Every line of the data below is to be written out again exactly.

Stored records
··········
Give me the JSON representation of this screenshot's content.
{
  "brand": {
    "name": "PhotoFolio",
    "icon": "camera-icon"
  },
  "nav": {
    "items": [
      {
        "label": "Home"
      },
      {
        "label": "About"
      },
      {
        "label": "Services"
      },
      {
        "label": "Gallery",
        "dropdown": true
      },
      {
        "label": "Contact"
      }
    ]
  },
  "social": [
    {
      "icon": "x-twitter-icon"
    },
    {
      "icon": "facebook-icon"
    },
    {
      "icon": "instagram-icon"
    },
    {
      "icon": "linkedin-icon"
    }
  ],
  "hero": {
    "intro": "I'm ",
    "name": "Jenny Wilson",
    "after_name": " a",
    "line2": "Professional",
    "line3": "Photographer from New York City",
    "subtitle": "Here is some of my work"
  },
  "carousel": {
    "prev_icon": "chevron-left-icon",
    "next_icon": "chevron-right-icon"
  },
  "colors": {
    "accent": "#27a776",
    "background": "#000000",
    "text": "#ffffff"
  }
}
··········
- **Response below**
Give me the JSON representation of this screenshot's content.
{
  "brand": {
    "name": "PhotoFolio",
    "icon": "camera-icon"
  },
  "nav": {
    "items": [
      {
        "label": "Home"
      },
      {
        "label": "About"
      },
      {
        "label": "Services"
      },
      {
        "label": "Gallery",
        "dropdown": true
      },
      {
        "label": "Contact"
      }
    ]
  },
  "social": [
    {
      "icon": "x-twitter-icon"
    },
    {
      "icon": "facebook-icon"
    },
    {
      "icon": "instagram-icon"
    },
    {
      "icon": "linkedin-icon"
    }
  ],
  "hero": {
    "intro": "I'm ",
    "name": "Jenny Wilson",
    "after_name": " a",
    "line2": "Professional",
    "line3": "Photographer from New York City",
    "subtitle": "Here is some of my work"
  },
  "carousel": {
    "prev_icon": "chevron-left-icon",
    "next_icon": "chevron-right-icon"
  },
  "colors": {
    "accent": "#27a776",
    "background": "#000000",
    "text": "#ffffff"
  }
}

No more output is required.